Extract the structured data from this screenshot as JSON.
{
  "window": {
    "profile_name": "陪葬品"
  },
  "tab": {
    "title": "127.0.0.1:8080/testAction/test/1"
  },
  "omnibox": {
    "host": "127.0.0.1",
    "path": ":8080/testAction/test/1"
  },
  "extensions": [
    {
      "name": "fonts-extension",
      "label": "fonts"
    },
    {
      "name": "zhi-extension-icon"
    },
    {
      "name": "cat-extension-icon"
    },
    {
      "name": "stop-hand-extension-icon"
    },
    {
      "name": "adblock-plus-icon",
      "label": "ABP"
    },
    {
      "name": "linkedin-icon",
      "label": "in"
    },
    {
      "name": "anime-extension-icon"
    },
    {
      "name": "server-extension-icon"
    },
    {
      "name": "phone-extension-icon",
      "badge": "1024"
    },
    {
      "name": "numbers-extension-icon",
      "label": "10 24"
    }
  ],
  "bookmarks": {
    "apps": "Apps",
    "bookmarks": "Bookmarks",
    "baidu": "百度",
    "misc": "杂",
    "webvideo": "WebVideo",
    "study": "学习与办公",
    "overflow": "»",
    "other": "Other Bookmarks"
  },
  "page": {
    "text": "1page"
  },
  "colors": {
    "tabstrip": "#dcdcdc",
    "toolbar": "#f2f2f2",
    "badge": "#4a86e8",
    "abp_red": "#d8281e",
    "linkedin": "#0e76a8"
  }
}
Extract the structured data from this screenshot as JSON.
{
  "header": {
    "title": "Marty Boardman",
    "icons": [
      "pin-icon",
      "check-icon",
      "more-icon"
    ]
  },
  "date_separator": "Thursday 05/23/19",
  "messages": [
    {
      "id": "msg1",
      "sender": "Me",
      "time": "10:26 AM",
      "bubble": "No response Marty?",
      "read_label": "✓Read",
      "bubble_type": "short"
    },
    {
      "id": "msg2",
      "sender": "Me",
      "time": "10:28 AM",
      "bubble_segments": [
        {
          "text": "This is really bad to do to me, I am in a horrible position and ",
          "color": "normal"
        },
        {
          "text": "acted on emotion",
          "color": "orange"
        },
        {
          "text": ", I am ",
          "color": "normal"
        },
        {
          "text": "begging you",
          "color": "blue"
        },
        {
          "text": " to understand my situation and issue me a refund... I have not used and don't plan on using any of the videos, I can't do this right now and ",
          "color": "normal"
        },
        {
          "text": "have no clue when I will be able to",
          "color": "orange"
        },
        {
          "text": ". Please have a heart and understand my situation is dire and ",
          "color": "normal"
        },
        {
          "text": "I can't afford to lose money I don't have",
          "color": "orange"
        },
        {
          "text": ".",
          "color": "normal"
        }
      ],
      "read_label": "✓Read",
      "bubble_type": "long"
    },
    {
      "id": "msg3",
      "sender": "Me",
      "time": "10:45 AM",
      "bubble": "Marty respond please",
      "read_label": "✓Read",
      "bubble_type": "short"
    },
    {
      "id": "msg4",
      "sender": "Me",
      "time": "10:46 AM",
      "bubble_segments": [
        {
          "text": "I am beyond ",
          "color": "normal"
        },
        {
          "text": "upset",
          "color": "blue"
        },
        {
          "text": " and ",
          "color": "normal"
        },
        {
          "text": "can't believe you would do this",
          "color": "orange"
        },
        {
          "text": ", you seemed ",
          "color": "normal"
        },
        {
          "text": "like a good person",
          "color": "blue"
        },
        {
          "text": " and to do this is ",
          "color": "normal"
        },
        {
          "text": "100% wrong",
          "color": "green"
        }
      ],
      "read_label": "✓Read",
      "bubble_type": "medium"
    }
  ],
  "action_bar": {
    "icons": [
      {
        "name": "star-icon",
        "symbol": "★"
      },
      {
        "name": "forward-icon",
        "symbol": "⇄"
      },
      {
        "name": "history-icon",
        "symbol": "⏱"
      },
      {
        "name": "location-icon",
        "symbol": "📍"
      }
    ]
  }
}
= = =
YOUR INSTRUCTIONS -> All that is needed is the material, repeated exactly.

ANSWER TO THIS PROBLEM ->
Extract the structured data from this screenshot as JSON.
{
  "window": {
    "profile_name": "陪葬品"
  },
  "tab": {
    "title": "127.0.0.1:8080/testAction/test/1"
  },
  "omnibox": {
    "host": "127.0.0.1",
    "path": ":8080/testAction/test/1"
  },
  "extensions": [
    {
      "name": "fonts-extension",
      "label": "fonts"
    },
    {
      "name": "zhi-extension-icon"
    },
    {
      "name": "cat-extension-icon"
    },
    {
      "name": "stop-hand-extension-icon"
    },
    {
      "name": "adblock-plus-icon",
      "label": "ABP"
    },
    {
      "name": "linkedin-icon",
      "label": "in"
    },
    {
      "name": "anime-extension-icon"
    },
    {
      "name": "server-extension-icon"
    },
    {
      "name": "phone-extension-icon",
      "badge": "1024"
    },
    {
      "name": "numbers-extension-icon",
      "label": "10 24"
    }
  ],
  "bookmarks": {
    "apps": "Apps",
    "bookmarks": "Bookmarks",
    "baidu": "百度",
    "misc": "杂",
    "webvideo": "WebVideo",
    "study": "学习与办公",
    "overflow": "»",
    "other": "Other Bookmarks"
  },
  "page": {
    "text": "1page"
  },
  "colors": {
    "tabstrip": "#dcdcdc",
    "toolbar": "#f2f2f2",
    "badge": "#4a86e8",
    "abp_red": "#d8281e",
    "linkedin": "#0e76a8"
  }
}
Extract the structured data from this screenshot as JSON.
{
  "header": {
    "title": "Marty Boardman",
    "icons": [
      "pin-icon",
      "check-icon",
      "more-icon"
    ]
  },
  "date_separator": "Thursday 05/23/19",
  "messages": [
    {
      "id": "msg1",
      "sender": "Me",
      "time": "10:26 AM",
      "bubble": "No response Marty?",
      "read_label": "✓Read",
      "bubble_type": "short"
    },
    {
      "id": "msg2",
      "sender": "Me",
      "time": "10:28 AM",
      "bubble_segments": [
        {
          "text": "This is really bad to do to me, I am in a horrible position and ",
          "color": "normal"
        },
        {
          "text": "acted on emotion",
          "color": "orange"
        },
        {
          "text": ", I am ",
          "color": "normal"
        },
        {
          "text": "begging you",
          "color": "blue"
        },
        {
          "text": " to understand my situation and issue me a refund... I have not used and don't plan on using any of the videos, I can't do this right now and ",
          "color": "normal"
        },
        {
          "text": "have no clue when I will be able to",
          "color": "orange"
        },
        {
          "text": ". Please have a heart and understand my situation is dire and ",
          "color": "normal"
        },
        {
          "text": "I can't afford to lose money I don't have",
          "color": "orange"
        },
        {
          "text": ".",
          "color": "normal"
        }
      ],
      "read_label": "✓Read",
      "bubble_type": "long"
    },
    {
      "id": "msg3",
      "sender": "Me",
      "time": "10:45 AM",
      "bubble": "Marty respond please",
      "read_label": "✓Read",
      "bubble_type": "short"
    },
    {
      "id": "msg4",
      "sender": "Me",
      "time": "10:46 AM",
      "bubble_segments": [
        {
          "text": "I am beyond ",
          "color": "normal"
        },
        {
          "text": "upset",
          "color": "blue"
        },
        {
          "text": " and ",
          "color": "normal"
        },
        {
          "text": "can't believe you would do this",
          "color": "orange"
        },
        {
          "text": ", you seemed ",
          "color": "normal"
        },
        {
          "text": "like a good person",
          "color": "blue"
        },
        {
          "text": " and to do this is ",
          "color": "normal"
        },
        {
          "text": "100% wrong",
          "color": "green"
        }
      ],
      "read_label": "✓Read",
      "bubble_type": "medium"
    }
  ],
  "action_bar": {
    "icons": [
      {
        "name": "star-icon",
        "symbol": "★"
      },
      {
        "name": "forward-icon",
        "symbol": "⇄"
      },
      {
        "name": "history-icon",
        "symbol": "⏱"
      },
      {
        "name": "location-icon",
        "symbol": "📍"
      }
    ]
  }
}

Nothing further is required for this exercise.